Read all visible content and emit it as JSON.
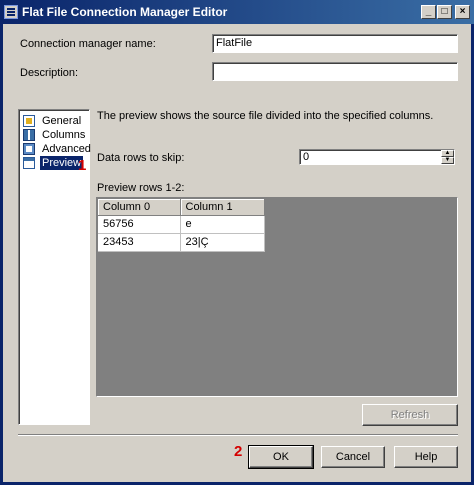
{
  "window": {
    "title": "Flat File Connection Manager Editor",
    "minimize_glyph": "_",
    "maximize_glyph": "□",
    "close_glyph": "×"
  },
  "form": {
    "name_label": "Connection manager name:",
    "name_value": "FlatFile",
    "description_label": "Description:",
    "description_value": ""
  },
  "sidebar": {
    "items": [
      {
        "label": "General",
        "icon": "general-icon"
      },
      {
        "label": "Columns",
        "icon": "columns-icon"
      },
      {
        "label": "Advanced",
        "icon": "advanced-icon"
      },
      {
        "label": "Preview",
        "icon": "preview-icon",
        "selected": true
      }
    ]
  },
  "annotations": {
    "marker_1": "1",
    "marker_2": "2",
    "color": "#d40000"
  },
  "preview": {
    "description": "The preview shows the source file divided into the specified columns.",
    "skip_label": "Data rows to skip:",
    "skip_value": "0",
    "rows_label": "Preview rows 1-2:",
    "columns": [
      "Column 0",
      "Column 1"
    ],
    "rows": [
      [
        "56756",
        "e"
      ],
      [
        "23453",
        "23|Ç"
      ]
    ],
    "refresh_label": "Refresh"
  },
  "buttons": {
    "ok": "OK",
    "cancel": "Cancel",
    "help": "Help"
  },
  "colors": {
    "title_bar": "#0a246a",
    "dialog_bg": "#d4d0c8",
    "selection": "#0a246a"
  }
}
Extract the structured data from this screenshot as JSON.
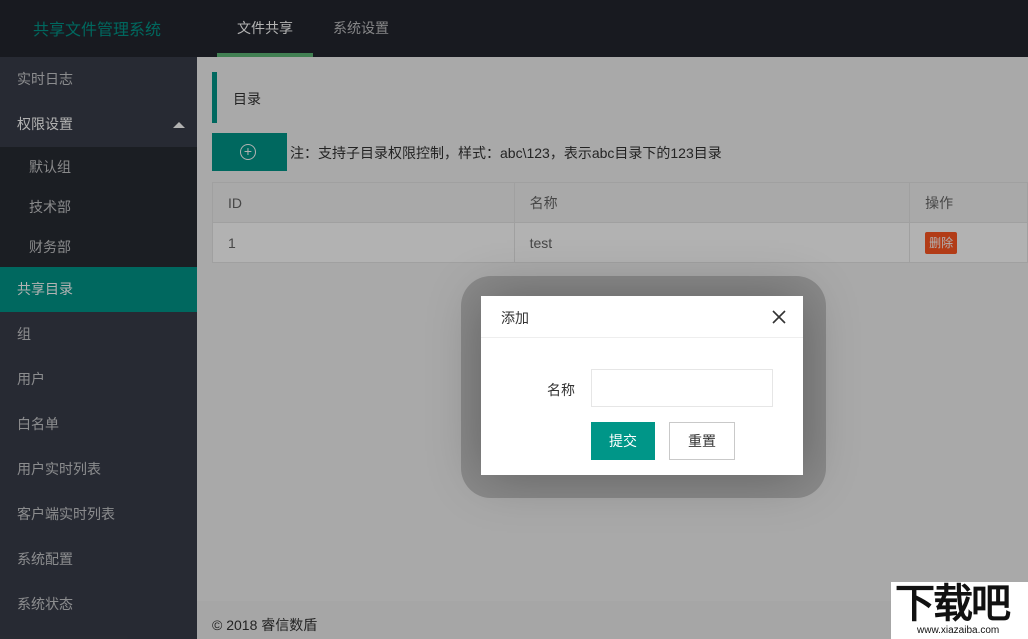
{
  "app": {
    "title": "共享文件管理系统"
  },
  "top_nav": [
    {
      "label": "文件共享",
      "active": true
    },
    {
      "label": "系统设置",
      "active": false
    }
  ],
  "sidebar": {
    "items": [
      {
        "label": "实时日志"
      },
      {
        "label": "权限设置",
        "expanded": true,
        "children": [
          {
            "label": "默认组"
          },
          {
            "label": "技术部"
          },
          {
            "label": "财务部"
          }
        ]
      },
      {
        "label": "共享目录",
        "active": true
      },
      {
        "label": "组"
      },
      {
        "label": "用户"
      },
      {
        "label": "白名单"
      },
      {
        "label": "用户实时列表"
      },
      {
        "label": "客户端实时列表"
      },
      {
        "label": "系统配置"
      },
      {
        "label": "系统状态"
      }
    ]
  },
  "main": {
    "section_title": "目录",
    "note": "注：支持子目录权限控制，样式：abc\\123，表示abc目录下的123目录",
    "table": {
      "headers": [
        "ID",
        "名称",
        "操作"
      ],
      "rows": [
        {
          "id": "1",
          "name": "test",
          "action": "删除"
        }
      ]
    }
  },
  "footer": {
    "text": "© 2018 睿信数盾"
  },
  "dialog": {
    "title": "添加",
    "field_label": "名称",
    "field_value": "",
    "submit_label": "提交",
    "reset_label": "重置"
  },
  "watermark": {
    "brand": "下载吧",
    "url": "www.xiazaiba.com"
  },
  "colors": {
    "accent": "#009688",
    "header_bg": "#23262e",
    "sidebar_bg": "#393d49",
    "danger": "#ff5722"
  }
}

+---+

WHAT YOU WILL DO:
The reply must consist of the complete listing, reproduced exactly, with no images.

ANSWER TO THIS PROBLEM:
Read all visible content and emit it as JSON.
{
  "window": {
    "title": "Flat File Connection Manager Editor",
    "minimize_glyph": "_",
    "maximize_glyph": "□",
    "close_glyph": "×"
  },
  "form": {
    "name_label": "Connection manager name:",
    "name_value": "FlatFile",
    "description_label": "Description:",
    "description_value": ""
  },
  "sidebar": {
    "items": [
      {
        "label": "General",
        "icon": "general-icon"
      },
      {
        "label": "Columns",
        "icon": "columns-icon"
      },
      {
        "label": "Advanced",
        "icon": "advanced-icon"
      },
      {
        "label": "Preview",
        "icon": "preview-icon",
        "selected": true
      }
    ]
  },
  "annotations": {
    "marker_1": "1",
    "marker_2": "2",
    "color": "#d40000"
  },
  "preview": {
    "description": "The preview shows the source file divided into the specified columns.",
    "skip_label": "Data rows to skip:",
    "skip_value": "0",
    "rows_label": "Preview rows 1-2:",
    "columns": [
      "Column 0",
      "Column 1"
    ],
    "rows": [
      [
        "56756",
        "e"
      ],
      [
        "23453",
        "23|Ç"
      ]
    ],
    "refresh_label": "Refresh"
  },
  "buttons": {
    "ok": "OK",
    "cancel": "Cancel",
    "help": "Help"
  },
  "colors": {
    "title_bar": "#0a246a",
    "dialog_bg": "#d4d0c8",
    "selection": "#0a246a"
  }
}
Extract the structured data from this screenshot as JSON.
{
  "app": {
    "title": "共享文件管理系统"
  },
  "top_nav": [
    {
      "label": "文件共享",
      "active": true
    },
    {
      "label": "系统设置",
      "active": false
    }
  ],
  "sidebar": {
    "items": [
      {
        "label": "实时日志"
      },
      {
        "label": "权限设置",
        "expanded": true,
        "children": [
          {
            "label": "默认组"
          },
          {
            "label": "技术部"
          },
          {
            "label": "财务部"
          }
        ]
      },
      {
        "label": "共享目录",
        "active": true
      },
      {
        "label": "组"
      },
      {
        "label": "用户"
      },
      {
        "label": "白名单"
      },
      {
        "label": "用户实时列表"
      },
      {
        "label": "客户端实时列表"
      },
      {
        "label": "系统配置"
      },
      {
        "label": "系统状态"
      }
    ]
  },
  "main": {
    "section_title": "目录",
    "note": "注：支持子目录权限控制，样式：abc\\123，表示abc目录下的123目录",
    "table": {
      "headers": [
        "ID",
        "名称",
        "操作"
      ],
      "rows": [
        {
          "id": "1",
          "name": "test",
          "action": "删除"
        }
      ]
    }
  },
  "footer": {
    "text": "© 2018 睿信数盾"
  },
  "dialog": {
    "title": "添加",
    "field_label": "名称",
    "field_value": "",
    "submit_label": "提交",
    "reset_label": "重置"
  },
  "watermark": {
    "brand": "下载吧",
    "url": "www.xiazaiba.com"
  },
  "colors": {
    "accent": "#009688",
    "header_bg": "#23262e",
    "sidebar_bg": "#393d49",
    "danger": "#ff5722"
  }
}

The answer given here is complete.